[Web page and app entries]
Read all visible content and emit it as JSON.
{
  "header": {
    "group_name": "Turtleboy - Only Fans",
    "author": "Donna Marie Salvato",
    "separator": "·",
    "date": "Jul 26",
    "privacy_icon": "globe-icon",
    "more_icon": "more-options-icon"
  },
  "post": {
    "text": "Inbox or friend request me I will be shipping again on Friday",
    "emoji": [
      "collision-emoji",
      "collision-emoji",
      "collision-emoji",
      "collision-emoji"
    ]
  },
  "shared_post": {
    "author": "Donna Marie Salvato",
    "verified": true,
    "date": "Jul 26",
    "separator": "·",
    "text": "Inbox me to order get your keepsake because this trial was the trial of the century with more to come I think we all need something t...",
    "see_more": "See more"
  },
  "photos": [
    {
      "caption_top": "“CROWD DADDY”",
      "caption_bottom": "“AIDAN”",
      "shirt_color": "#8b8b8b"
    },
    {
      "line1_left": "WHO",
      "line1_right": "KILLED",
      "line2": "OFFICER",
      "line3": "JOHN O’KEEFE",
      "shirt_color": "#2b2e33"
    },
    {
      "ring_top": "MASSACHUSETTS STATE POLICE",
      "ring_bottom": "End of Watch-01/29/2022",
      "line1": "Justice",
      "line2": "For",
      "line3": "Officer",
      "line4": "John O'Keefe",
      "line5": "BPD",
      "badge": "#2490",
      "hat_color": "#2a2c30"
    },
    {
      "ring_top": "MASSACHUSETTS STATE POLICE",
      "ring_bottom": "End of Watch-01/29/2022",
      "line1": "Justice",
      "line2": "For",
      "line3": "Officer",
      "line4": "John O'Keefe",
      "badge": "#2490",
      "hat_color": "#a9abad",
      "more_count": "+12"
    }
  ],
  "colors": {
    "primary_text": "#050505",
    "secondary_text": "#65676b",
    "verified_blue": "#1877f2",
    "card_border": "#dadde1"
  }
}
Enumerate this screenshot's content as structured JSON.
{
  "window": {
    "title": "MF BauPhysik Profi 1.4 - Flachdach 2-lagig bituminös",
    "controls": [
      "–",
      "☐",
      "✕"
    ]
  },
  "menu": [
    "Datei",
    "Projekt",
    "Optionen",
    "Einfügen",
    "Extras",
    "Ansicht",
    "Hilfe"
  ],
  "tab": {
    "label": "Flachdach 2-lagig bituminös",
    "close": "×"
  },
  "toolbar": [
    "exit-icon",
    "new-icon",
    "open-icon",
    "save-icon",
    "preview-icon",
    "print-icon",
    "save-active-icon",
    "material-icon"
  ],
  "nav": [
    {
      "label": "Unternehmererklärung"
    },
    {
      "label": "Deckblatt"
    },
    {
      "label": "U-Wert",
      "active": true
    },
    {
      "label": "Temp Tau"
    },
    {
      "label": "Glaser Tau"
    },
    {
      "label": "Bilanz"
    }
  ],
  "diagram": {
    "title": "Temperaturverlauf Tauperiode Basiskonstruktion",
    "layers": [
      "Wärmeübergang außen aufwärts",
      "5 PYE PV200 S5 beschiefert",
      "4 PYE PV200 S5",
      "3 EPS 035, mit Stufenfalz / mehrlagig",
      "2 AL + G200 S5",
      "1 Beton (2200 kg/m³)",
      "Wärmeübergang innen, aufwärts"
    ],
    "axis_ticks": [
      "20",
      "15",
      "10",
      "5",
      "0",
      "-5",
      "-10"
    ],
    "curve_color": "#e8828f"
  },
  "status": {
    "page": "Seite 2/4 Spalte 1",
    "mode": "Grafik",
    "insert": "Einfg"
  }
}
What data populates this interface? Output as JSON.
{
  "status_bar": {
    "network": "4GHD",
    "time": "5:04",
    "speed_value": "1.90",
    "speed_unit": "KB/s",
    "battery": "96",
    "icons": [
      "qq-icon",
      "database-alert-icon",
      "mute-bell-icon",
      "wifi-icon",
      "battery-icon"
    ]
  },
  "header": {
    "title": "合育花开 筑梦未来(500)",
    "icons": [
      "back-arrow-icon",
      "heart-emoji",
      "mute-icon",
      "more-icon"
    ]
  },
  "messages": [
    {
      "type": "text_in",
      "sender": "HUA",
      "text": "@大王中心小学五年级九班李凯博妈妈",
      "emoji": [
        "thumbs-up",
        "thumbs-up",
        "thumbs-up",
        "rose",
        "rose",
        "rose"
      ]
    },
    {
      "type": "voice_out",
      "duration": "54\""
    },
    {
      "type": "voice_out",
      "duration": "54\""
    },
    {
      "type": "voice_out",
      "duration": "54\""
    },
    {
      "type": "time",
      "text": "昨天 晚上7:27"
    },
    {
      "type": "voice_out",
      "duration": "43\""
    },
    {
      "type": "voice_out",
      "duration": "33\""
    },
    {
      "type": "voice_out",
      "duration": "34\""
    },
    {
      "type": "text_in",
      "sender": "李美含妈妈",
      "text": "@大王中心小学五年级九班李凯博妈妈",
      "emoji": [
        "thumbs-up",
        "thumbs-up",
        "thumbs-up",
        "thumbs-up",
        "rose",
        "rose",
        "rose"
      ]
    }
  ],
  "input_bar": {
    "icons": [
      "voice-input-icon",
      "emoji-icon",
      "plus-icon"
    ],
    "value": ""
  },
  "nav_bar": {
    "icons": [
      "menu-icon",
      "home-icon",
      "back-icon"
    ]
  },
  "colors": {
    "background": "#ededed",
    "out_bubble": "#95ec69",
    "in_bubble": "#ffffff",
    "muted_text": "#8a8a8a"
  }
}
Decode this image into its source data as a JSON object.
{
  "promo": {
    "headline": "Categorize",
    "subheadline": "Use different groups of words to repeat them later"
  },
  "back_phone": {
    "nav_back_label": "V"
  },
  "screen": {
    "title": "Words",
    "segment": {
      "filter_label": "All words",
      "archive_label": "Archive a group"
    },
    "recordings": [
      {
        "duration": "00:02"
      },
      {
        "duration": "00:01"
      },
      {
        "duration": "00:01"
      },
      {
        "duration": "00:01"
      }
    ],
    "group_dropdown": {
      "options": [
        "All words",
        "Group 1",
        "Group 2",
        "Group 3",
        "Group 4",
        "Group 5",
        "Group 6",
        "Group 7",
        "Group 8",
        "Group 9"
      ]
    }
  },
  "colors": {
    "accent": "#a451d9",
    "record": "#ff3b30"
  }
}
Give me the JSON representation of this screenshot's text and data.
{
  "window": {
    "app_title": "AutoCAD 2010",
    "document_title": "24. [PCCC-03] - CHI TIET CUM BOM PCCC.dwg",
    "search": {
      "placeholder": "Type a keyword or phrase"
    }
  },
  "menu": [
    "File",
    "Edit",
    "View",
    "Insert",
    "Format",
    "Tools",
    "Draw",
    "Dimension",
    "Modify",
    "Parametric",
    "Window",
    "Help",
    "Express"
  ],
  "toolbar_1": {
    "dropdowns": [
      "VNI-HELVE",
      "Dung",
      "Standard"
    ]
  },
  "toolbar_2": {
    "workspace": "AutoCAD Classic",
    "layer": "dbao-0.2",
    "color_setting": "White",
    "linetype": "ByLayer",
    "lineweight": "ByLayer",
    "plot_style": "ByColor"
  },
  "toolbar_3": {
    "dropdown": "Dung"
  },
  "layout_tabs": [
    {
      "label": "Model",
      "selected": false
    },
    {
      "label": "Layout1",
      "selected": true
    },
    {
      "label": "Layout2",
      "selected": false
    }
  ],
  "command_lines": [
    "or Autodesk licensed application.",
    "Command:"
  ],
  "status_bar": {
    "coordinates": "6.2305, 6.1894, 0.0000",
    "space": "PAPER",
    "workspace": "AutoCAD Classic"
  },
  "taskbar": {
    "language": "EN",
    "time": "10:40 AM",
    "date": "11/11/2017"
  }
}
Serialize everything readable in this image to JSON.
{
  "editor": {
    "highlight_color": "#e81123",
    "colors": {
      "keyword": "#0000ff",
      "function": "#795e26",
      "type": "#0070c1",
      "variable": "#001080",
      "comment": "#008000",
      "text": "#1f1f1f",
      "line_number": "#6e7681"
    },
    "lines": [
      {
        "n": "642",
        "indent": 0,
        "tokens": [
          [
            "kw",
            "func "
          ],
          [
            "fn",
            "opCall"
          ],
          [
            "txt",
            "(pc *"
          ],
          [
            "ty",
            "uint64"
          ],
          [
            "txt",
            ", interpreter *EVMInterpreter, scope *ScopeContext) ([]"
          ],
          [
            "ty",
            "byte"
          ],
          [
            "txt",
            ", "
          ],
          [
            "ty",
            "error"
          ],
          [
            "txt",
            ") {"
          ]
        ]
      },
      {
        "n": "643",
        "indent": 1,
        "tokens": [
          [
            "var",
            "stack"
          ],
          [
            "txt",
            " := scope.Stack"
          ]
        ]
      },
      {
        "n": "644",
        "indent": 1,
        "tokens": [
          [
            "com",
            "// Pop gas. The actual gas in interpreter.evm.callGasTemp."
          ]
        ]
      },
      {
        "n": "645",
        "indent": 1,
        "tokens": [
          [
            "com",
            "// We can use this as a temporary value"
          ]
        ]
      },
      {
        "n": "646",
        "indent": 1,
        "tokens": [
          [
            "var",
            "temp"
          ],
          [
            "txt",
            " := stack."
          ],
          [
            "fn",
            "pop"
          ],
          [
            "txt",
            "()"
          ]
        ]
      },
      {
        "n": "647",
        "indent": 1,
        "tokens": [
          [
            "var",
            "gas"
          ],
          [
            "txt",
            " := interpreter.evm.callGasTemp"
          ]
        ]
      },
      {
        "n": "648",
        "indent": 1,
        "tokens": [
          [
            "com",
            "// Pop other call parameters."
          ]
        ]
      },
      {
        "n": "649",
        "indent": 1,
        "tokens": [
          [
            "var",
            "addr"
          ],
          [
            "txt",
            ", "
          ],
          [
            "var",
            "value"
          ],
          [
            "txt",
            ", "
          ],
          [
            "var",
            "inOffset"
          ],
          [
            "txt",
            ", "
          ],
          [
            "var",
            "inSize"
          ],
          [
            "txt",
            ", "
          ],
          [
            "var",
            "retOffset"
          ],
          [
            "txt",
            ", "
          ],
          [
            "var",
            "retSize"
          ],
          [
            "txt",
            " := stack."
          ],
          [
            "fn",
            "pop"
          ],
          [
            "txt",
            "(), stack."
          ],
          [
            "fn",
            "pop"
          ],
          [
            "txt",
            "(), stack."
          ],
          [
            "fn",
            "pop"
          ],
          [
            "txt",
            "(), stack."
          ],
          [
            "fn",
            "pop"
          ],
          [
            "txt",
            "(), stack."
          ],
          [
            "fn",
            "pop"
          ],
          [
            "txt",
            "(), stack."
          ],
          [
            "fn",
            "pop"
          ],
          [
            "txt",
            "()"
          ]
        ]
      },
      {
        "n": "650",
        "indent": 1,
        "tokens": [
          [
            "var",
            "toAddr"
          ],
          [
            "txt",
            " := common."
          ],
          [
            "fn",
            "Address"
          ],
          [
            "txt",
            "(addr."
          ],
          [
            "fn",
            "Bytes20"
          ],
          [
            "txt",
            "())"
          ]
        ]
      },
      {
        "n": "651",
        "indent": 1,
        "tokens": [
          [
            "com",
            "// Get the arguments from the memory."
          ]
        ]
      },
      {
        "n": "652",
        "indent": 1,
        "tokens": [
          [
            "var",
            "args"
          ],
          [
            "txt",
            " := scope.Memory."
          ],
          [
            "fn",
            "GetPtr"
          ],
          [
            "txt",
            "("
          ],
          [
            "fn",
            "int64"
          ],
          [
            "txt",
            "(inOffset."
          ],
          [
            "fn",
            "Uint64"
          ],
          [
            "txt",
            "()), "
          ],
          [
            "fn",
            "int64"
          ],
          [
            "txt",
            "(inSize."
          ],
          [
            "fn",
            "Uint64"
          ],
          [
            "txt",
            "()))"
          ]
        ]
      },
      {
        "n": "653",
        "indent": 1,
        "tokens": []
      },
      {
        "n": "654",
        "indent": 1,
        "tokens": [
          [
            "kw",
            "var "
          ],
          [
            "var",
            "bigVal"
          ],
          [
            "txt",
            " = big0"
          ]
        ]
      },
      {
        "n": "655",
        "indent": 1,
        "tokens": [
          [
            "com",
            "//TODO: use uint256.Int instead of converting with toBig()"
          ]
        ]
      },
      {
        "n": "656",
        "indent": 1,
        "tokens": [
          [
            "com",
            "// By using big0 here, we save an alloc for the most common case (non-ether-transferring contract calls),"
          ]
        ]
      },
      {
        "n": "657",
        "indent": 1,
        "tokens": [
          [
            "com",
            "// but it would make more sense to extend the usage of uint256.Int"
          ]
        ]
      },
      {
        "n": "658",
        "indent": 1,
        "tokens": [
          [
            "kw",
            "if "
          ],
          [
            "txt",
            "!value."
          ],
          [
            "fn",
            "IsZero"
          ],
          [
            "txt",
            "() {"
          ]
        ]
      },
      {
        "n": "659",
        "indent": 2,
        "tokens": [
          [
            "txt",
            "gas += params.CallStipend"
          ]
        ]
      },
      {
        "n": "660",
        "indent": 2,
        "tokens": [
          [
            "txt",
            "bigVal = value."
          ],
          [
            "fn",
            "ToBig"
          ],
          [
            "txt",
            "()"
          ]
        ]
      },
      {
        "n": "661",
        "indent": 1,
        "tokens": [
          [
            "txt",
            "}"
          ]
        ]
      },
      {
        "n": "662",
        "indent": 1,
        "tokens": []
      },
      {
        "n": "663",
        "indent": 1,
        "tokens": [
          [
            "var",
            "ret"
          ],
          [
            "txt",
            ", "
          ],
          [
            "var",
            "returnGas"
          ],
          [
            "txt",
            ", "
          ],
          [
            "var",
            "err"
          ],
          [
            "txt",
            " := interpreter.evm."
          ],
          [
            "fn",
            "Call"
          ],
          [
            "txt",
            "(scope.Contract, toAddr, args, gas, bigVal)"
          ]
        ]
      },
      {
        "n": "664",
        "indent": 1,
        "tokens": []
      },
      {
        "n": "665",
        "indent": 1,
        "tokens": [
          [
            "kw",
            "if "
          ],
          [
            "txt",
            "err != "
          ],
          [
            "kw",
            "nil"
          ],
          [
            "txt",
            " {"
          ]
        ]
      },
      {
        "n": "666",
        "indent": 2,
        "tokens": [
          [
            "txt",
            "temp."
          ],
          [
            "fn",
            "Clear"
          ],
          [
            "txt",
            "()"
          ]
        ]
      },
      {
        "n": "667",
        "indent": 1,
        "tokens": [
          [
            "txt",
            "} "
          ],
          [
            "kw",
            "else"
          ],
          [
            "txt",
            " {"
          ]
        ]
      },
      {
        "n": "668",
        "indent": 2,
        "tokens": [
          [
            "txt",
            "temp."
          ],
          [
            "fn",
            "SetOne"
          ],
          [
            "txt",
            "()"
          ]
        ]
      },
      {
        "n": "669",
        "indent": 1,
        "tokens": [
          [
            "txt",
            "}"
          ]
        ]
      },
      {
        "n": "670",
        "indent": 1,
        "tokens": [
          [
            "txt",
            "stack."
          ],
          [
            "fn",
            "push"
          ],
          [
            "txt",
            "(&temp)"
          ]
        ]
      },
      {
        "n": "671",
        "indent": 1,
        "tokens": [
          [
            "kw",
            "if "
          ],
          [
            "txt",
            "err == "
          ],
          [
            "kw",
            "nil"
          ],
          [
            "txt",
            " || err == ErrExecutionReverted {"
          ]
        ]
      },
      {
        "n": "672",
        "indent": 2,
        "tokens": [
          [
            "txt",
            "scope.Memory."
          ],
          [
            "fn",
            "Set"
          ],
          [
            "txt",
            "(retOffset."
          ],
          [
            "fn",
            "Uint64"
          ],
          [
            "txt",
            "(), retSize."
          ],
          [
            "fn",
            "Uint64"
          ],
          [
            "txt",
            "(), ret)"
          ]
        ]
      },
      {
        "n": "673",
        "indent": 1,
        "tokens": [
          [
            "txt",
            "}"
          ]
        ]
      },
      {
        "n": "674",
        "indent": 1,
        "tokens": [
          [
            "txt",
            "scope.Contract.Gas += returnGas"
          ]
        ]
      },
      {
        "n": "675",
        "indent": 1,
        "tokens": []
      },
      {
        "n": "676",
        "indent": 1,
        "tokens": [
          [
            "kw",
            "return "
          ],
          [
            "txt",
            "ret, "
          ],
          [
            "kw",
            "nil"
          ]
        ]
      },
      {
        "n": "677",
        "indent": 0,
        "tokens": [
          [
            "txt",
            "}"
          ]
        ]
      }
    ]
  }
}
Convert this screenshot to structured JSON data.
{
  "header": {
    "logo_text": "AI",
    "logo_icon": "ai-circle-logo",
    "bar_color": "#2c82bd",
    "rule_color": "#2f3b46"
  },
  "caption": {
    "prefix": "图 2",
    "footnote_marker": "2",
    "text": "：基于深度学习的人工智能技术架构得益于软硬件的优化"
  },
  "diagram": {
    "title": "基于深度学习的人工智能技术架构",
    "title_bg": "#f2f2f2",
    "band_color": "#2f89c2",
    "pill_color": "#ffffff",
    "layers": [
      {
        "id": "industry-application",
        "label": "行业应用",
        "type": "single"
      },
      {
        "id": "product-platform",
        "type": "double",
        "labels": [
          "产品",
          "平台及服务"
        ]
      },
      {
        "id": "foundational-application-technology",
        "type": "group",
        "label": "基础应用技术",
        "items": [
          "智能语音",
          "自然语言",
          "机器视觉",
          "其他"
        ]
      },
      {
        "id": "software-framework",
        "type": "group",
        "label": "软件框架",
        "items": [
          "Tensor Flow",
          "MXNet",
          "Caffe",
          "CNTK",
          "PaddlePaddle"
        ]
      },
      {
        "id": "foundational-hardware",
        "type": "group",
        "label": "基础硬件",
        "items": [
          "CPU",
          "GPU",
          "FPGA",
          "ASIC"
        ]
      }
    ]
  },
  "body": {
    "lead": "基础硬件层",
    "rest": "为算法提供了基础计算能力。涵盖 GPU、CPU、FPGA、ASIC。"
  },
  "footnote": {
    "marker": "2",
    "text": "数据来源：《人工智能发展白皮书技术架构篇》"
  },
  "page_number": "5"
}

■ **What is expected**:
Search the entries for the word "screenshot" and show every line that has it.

■ **Answer box**:
Enumerate this screenshot's content as structured JSON.
Give me the JSON representation of this screenshot's text and data.
Convert this screenshot to structured JSON data.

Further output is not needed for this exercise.